[Start of Attachment]
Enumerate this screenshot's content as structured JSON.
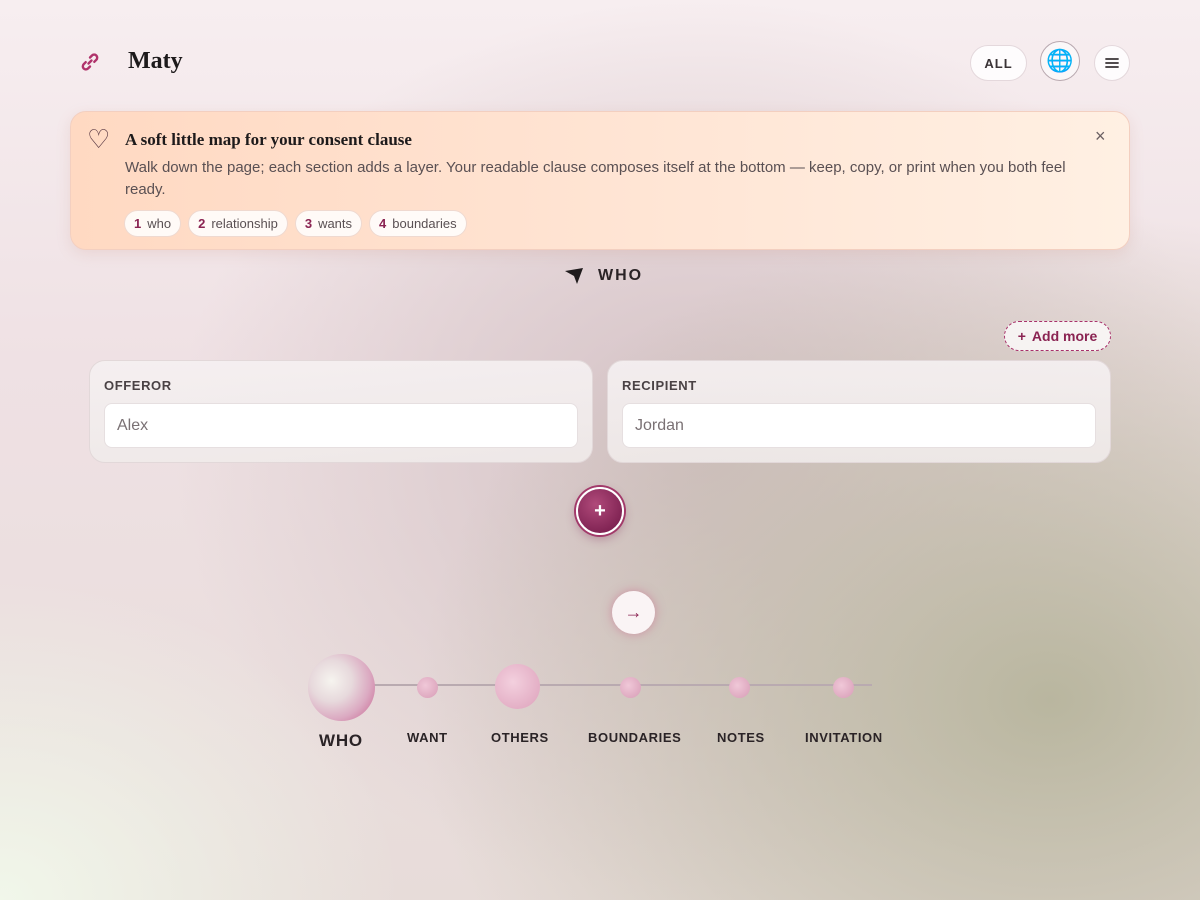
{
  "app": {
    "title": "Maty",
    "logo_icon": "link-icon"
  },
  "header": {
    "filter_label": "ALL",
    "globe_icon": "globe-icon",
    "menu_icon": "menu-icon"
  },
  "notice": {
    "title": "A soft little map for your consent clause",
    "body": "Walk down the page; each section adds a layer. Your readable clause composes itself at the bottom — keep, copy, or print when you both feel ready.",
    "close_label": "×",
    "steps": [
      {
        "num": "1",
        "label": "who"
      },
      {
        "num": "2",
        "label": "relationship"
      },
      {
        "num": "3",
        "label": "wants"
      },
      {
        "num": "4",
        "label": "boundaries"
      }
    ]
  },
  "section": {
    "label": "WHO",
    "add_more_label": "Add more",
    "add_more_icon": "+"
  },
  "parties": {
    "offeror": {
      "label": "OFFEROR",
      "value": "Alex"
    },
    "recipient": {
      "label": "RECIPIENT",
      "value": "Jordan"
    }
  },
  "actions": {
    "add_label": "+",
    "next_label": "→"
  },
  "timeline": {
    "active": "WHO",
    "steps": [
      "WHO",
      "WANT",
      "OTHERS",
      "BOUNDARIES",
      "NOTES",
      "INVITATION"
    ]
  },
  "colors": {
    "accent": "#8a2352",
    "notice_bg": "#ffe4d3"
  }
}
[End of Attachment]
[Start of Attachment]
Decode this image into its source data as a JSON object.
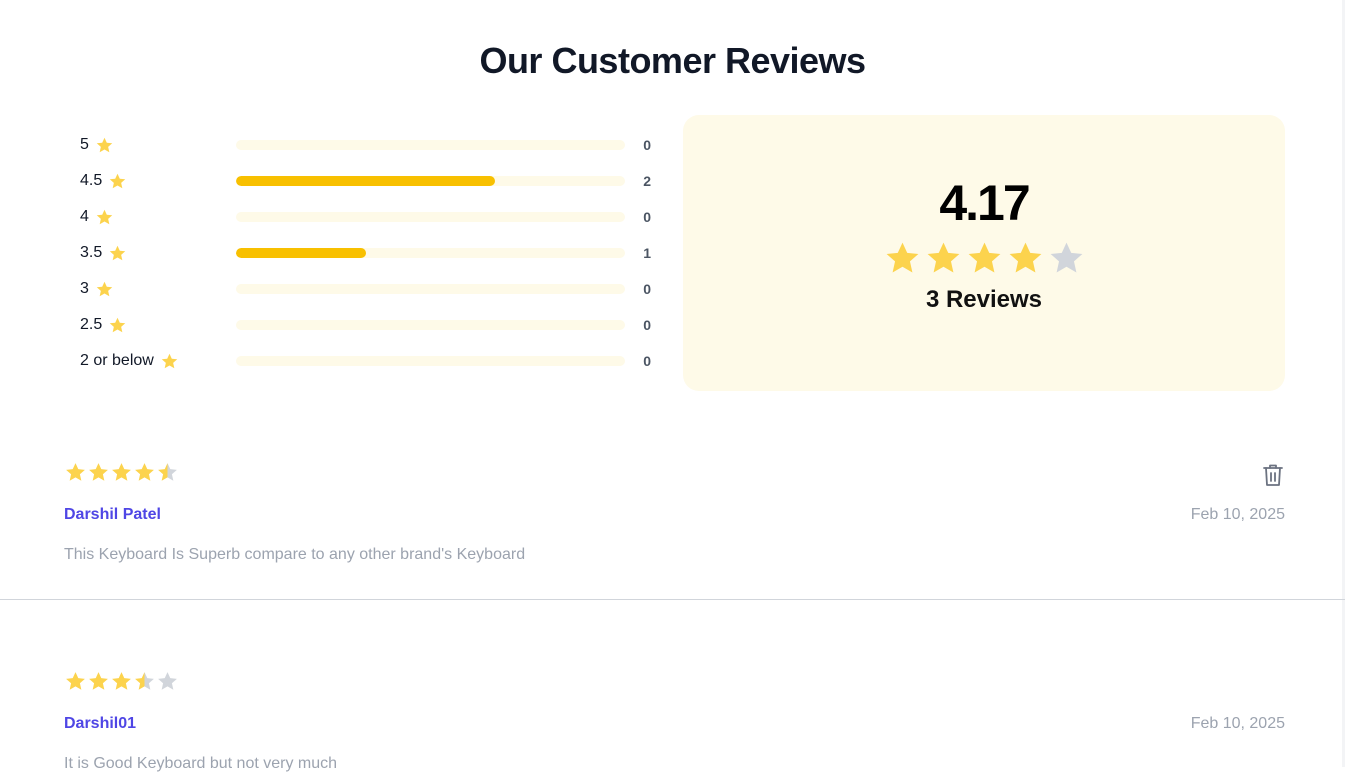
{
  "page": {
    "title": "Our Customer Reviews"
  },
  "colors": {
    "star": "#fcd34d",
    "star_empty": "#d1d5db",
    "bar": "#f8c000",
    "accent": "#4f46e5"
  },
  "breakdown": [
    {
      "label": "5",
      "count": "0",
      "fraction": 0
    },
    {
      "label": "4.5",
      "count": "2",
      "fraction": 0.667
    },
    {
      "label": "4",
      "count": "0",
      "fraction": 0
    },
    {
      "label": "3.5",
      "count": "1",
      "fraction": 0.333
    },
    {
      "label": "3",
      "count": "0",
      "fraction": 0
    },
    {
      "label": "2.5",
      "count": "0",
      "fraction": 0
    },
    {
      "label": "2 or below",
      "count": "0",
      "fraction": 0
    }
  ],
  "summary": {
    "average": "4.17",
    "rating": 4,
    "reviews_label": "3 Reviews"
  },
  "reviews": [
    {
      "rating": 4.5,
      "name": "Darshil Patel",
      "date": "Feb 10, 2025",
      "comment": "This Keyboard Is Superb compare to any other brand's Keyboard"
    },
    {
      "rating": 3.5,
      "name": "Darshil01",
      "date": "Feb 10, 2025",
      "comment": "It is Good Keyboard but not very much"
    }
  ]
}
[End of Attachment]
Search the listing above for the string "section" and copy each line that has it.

    "body": "Walk down the page; each section adds a layer. Your readable clause composes itself at the bottom — keep, copy, or print when you both feel ready.",
  "section": {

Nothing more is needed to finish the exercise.